Ever been at a gig and seen a load of people wondering around and not really know what they do? They are probably a lot more important than you think!
Here's a short guide of who's who!
First things first - In a 'session' capacity, everyone works for the artist! Top dog. Head Honcho. Billy Big B...You get it.
On a touring gig, the next in command is likely to be the Tour Manager or Production Manager, given the size of the project you are on. I will do a separate post about these dudes, as it is a BIG remit!
The artist's day-to-day manager may also make an appearance from time to time, but for all things non-musical and gig related your first port of call should be the TM.
If you have any worries music related, your first port of call is likely the Musical Director.(We chatted about this in a previous post - jump there if you are curious what an MD is and what they look for when hiring musicians!) If they need to then delegate your issues elsewhere, then so be it.
Other people who will be around on a gig or likely to show up will be:
The Promoter & Rep: These are the people who run the shows; The bigger the promoter, the more people you are likely to encounter. Promoters are essentially middle men between venues and booking agents and will negotiate with the booking agent about ticket splits or fees. The promoter's rep will be responsible for all things practical on the show day on and off stage and ensuring the smooth running of the show. Eg. Purchasing and setting up the band's rider, Towels for showering, food buyouts, sticking to soundcheck times and running order etc.
Booking Agent: The booking agent will work for the artist and be responsible for booking and routing the tour. They will be responsible for negotiating the best deal for the artist, working closely with the promoter to ensure the smooth running of the entire live proceedings. Having an agent will allow you to play bigger and better shows, take the responsibility off your shoulders allowing you to focus on the gig itself, be able to secure good support slots if they work for other bigger or prominent artists.
Merchandise Manager: Often bands will tour with their own merch person responsible for overseeing any hired hands who may be working on the show. They will be responsible for all merch money generated, taking it to the bank, and ensuring reports and stocks are accurate. This is a big job, as merchandise is where tours can make the majority of their income.
Publisher: The band or artist's publishers may turn up – These are the people who are responsible for the commercial exploitation of the artist's musical works. They will be responsible for collecting all royalty generated income and search to find placement opportunities for the band or artist, including sync to TV, Film, Advertising and Gaming.
Label: If the artist is signed to a major, there will likely be a big team behind them, including A&R's, Marketing, PR etc. All of these people can potentially be seen at shows. The most common would be the A&R who is part of the division responsible for talent scouting and the artistic and creative development of the artist.
Crew: Needless to say you should know your touring/gigging crew already, however, the different departments on the road will likely include Front of House (what the audience hears), Monitors (what you hear), Lighting & SFX and Backline Techs (the guys who look after the instruments, instrument changes, tuning guitars, setting up mic placements, loading in & out etc).
There will also be local crew in most venues – these guys will also be helping with load in / load out, so be nice or they may throw your gear around...well, more than they do already!
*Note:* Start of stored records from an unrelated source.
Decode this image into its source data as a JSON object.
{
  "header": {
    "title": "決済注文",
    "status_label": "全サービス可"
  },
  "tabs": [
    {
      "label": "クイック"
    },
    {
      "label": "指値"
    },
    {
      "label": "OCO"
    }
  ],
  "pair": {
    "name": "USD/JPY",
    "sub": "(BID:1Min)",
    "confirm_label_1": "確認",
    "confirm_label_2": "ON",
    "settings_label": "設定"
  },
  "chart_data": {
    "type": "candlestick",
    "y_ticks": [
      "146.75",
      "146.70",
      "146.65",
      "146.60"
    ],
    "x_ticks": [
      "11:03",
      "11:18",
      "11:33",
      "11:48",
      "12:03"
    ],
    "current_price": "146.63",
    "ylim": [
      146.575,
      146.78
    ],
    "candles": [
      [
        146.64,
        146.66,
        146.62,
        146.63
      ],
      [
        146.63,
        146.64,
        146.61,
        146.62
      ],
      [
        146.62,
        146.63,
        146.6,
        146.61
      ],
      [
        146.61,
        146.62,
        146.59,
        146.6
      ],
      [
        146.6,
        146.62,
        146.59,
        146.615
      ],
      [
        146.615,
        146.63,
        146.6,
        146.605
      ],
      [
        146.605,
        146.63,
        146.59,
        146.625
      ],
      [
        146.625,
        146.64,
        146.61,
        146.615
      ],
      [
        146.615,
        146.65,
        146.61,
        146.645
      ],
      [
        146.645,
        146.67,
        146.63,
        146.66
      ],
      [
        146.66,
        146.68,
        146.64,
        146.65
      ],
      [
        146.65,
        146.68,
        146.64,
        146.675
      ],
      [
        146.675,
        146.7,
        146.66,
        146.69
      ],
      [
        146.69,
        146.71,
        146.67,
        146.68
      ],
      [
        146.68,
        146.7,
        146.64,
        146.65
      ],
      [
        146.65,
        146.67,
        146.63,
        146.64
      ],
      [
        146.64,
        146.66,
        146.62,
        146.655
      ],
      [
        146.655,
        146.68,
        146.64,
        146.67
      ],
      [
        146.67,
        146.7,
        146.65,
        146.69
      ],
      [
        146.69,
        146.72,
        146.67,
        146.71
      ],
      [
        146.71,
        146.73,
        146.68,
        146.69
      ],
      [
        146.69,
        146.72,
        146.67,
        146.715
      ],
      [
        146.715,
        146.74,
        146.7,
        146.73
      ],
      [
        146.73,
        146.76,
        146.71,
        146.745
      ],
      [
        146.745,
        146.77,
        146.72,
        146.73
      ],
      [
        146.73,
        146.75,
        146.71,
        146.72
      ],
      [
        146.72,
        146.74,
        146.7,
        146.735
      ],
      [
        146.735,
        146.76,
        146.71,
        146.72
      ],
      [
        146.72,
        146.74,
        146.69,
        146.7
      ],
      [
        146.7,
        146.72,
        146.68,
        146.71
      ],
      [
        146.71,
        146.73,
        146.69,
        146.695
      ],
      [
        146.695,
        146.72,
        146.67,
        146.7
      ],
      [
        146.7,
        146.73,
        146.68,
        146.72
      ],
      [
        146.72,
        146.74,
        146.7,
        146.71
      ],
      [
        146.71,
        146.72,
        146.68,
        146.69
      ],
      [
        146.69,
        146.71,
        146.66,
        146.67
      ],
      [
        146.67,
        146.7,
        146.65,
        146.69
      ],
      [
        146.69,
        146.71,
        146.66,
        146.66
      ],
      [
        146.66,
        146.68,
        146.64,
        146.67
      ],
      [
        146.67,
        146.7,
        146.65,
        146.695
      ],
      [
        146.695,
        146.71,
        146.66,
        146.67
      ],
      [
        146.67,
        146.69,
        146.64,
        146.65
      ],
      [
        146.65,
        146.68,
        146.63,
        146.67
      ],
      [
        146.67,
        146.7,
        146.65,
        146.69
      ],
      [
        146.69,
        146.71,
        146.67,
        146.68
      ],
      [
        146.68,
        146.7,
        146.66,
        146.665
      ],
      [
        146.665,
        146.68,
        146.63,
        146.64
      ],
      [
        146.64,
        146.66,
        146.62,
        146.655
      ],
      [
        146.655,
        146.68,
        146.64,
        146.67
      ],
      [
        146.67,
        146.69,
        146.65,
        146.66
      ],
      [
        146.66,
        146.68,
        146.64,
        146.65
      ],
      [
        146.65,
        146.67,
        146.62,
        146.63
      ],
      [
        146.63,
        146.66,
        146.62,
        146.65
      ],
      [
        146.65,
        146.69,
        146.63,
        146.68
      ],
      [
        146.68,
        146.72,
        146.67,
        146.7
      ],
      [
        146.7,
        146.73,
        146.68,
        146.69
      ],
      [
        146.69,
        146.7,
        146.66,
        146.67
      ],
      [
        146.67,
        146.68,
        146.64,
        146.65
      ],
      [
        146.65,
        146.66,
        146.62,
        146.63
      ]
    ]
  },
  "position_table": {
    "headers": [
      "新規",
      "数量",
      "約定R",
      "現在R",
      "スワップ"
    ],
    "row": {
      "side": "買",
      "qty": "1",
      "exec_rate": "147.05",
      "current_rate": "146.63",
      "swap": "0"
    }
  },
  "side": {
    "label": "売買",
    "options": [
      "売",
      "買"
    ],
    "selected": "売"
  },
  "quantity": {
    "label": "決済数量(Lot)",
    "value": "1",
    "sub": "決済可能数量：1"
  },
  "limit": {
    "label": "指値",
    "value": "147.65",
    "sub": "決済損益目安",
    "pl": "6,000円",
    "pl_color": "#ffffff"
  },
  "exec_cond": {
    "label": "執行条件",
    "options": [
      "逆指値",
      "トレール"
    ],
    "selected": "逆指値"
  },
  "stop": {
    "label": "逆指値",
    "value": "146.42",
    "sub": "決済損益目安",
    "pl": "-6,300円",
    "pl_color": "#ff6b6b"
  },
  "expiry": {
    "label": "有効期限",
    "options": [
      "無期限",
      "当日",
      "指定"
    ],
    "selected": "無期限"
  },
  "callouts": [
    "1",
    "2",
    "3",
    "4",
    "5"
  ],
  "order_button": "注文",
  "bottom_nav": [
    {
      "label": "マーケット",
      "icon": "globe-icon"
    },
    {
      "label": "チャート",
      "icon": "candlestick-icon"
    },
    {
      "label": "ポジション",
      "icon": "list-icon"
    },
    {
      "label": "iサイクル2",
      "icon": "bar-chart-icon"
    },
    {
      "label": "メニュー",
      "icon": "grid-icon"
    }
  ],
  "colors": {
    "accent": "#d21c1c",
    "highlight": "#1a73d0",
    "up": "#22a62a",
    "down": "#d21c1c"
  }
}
On bigger production shows, there may be carpenters, electricians, riggers, stylists etc.
Venue Manager / Security / Bar Staff: Self explanatory
Other bands or support acts. (Curious how to get a support slot? Go to the bottom to see how you can learn how to land one!)
On a touring gig - Bus Driver: Treat him/her with respect – they will be your best mate on a tour and responsible for your safety and comfort.
It is important to differentiate between these different roles, as everyone will be busy and stressed enough within their own fields to burden them with something not really in their remit.
If you do all of these things, you will gain the respect of the team whose links will span far into the music industry and with them so will your name. Your reputation in this game is your worth...and therefore your business and your product.
More on that soon...
Curious how to get a support slot for bigger artists? The Touring Musician's Survival Guide has all the answers! - a complete guide of what to expect, to watch out for, to maintain, to do, to learn...all with the aims of making you a more well rounded, equipped and employable musician in today's industry - OUT NOW!
Written by musicians for musicians.
Further your musical journey by making yourself a more employable musician today! Simply enter your email below for more exclusive advice from the Pro's and receive your free chapter from The Touring Musician's Survival Guide - 'Getting the Gig & Networking'!